Ensuring that individuals receive opportunities to develop to their full potential in academic health centers is anything but common; rather, available opportunities focus exclusively on developing cognitive “thinking” or “doing” aspects of the individual or on meeting the needs of particular groups in health care or society. A sampling of the academic medicine agenda includes the following: educating learners on disease diagnosis, treatment and prevention, and health maintenance; practicing cost-conscious, quality-focused, team-based, patient-centered care; developing faculty niches; encouraging career choices aligned with societal needs; and managing student debt and conflicts of interest in continuing medical education. Indeed, academic medicine rarely, if ever, addresses the “being” aspect of the individual—including core values, sense of purpose, beliefs, self-awareness and trust, relational awareness, emotion and habits, character strengths, orientation to failure, learning preferences, motivation, lived experience, and goals—all of which are essential components in crafting a pathway to individual peak performance.
Providing members of the academic medicine community with opportunities to develop to their full potential is not only an uncommon goal but also an uncommon subject of research. Specifically, researchers have not determined whether there is value congruency between the culture of academic medicine and the goal of developing each individual to his or her full potential. Taylor,1 reflecting from the perspective of medical anthropology, suggested that medicine is a “culture of no culture,” defined by static and uncontested beliefs and timeless “truths,” which have subordinated clinicians’ desires to understand the lived experiences of their patients. Anecdotal accounts from students and residents are familiar: long hours, one-size-fits-all training, disjointed basic science education and clinical teaching, depression and burnout, subjective evaluations, and advising practices grounded in the belief that intelligence is a fixed entity. Recently, researchers have described the culture from the perspective of medical faculty by examining the quality of their relationships to one another, to learners, and to patients.2 While some faculty reported positive aspects of their relationships with regard to teaching and patient care, negative relational perceptions prevailed. Faculty reported disconnection, competitive individualism, the undervaluing of humanism, and a lack of trust in relationships with colleagues. Given these findings, it is reasonable to expect that a cultural shift will be necessary to support the goal of peak performance. Of concern are cultural norms that may not fully account for the importance of noncognitive knowledge and skill domains, the unique stories of individuals, and positive relational perceptions—all of which are necessary components if peak performance is to occur in AHCs.

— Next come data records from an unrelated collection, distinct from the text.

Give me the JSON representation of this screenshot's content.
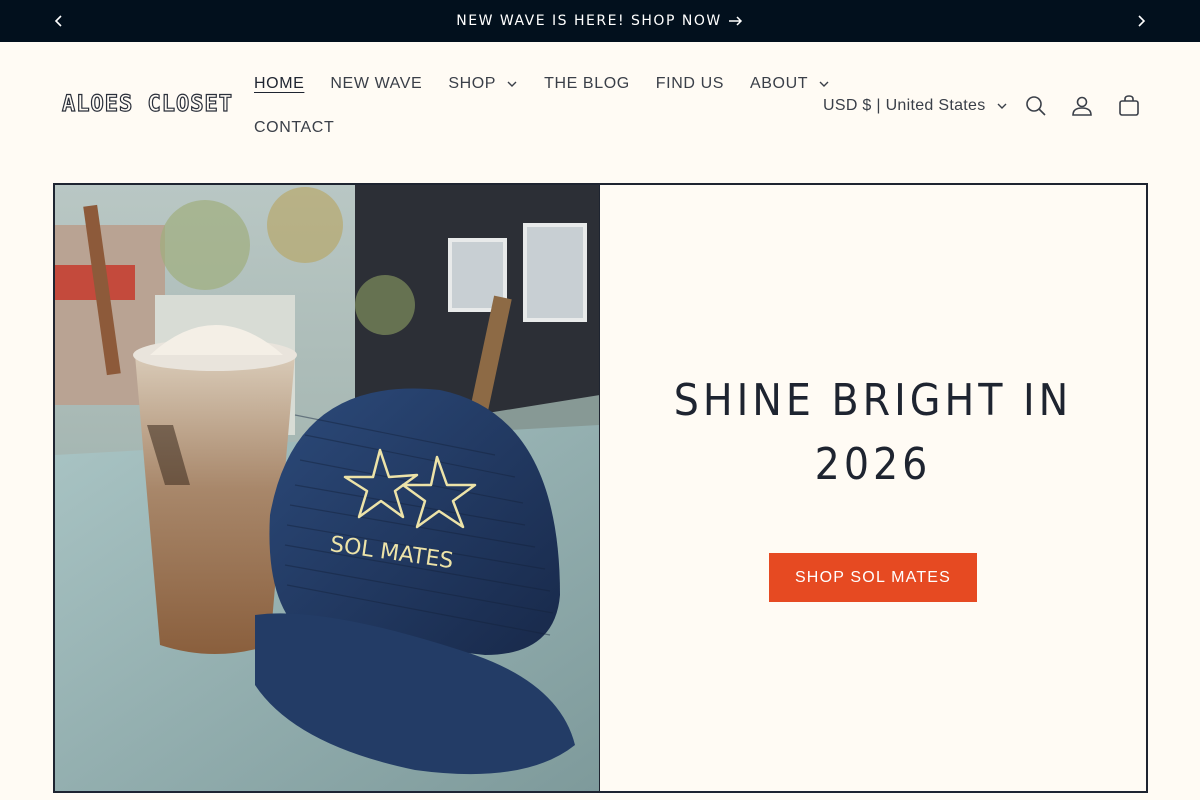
{
  "announcement": {
    "text": "NEW WAVE IS HERE! SHOP NOW",
    "prev_icon": "chevron-left-icon",
    "next_icon": "chevron-right-icon",
    "background": "#02101d"
  },
  "header": {
    "logo_text": "ALOES CLOSET",
    "nav": [
      {
        "label": "HOME",
        "active": true
      },
      {
        "label": "NEW WAVE"
      },
      {
        "label": "SHOP",
        "dropdown": true
      },
      {
        "label": "THE BLOG"
      },
      {
        "label": "FIND US"
      },
      {
        "label": "ABOUT",
        "dropdown": true
      },
      {
        "label": "CONTACT"
      }
    ],
    "locale": "USD $ | United States",
    "icons": [
      "search-icon",
      "account-icon",
      "cart-icon"
    ]
  },
  "hero": {
    "heading": "SHINE BRIGHT IN 2026",
    "button_label": "SHOP SOL MATES",
    "button_color": "#e64a22",
    "image_text": "SOL MATES"
  }
}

Integration of professional coaches and the subsequent development of coachlike behaviors in faculty is one effective, if unrecognized, strategy for cultural change in academic medicine. Although the corporate world has widely recognized the value of executive leadership coaching, physician coaching is a more recent development.3
A brief summary about professional coaching as it applies to this essay is in order. Professional coaching—distinct from therapy, consulting, mentoring, training, and athletic development—requires unique academic and practicum training, credentialing, continuing education, and adherence to a professional code of ethics. Professional coaching does the following:
- draws on the philosophy of positive psychology and cognitive behavioral sciences to increase self-awareness, choice, and self-trust;
- supports personal and professional development;
- focuses on the future and the creation of the highest potential self;
- highlights a nonhierarchical partnership;
- relies on the creativity and resourcefulness of individuals to generate their own intention and solutions, with the coach supplying nonjudgmental, inquiry-based approaches and principles;
- precludes a reliance on a linear learning path or established curriculum;
- focuses on identifying opportunities for strengths-based development; and
- results in quantifiable outcomes.
Within our residency training program, a professional coach (P.M.T.) helped to develop coachlike behaviors (e.g., asking powerful questions, challenging beliefs, establishing trust, and being authentic) among faculty during the last academic year. Faculty have now partnered with one another to create a medical knowledge coaching program focused on clinical and board-tested concepts, an interdisciplinary ward team program that addresses communication between care team members and patients, and a well-being and career transitions curriculum for residents centered around balancing their personal and professional lives and preparing for life after residency. The anecdotally reported outcomes of the medical knowledge coaching program are particularly noteworthy; they include a significant enhancement in board pass rates, an increase in both faculty and resident perceptions of residents’ lifelong learning ability, and a discernable confidence in resident mindsets. As is often the case when uncommon goals are pursued, some unexpected discoveries have been made. Faculty report both enhanced trust in collegial relationships and that they have been surprised by the positive change in their attitudes about resident intelligence, compassion, reflection, and curiosity.
Integrating the principles and practices of professional coaching across the continuum and within the entire academic medicine community could gradually, but inexorably, shift the culture to be dynamic and relational: one in which talented individuals can and do apply their peak performance to all aspects of their work.
1. Taylor JS. Confronting “culture” in medicine’s “culture of no culture.” Acad Med. 2003;78:555–559
2. Pololi L, Conrad P, Knight S, Carr P. A study of the relational aspects of the culture of academic medicine. Acad Med. 2009;84:106–114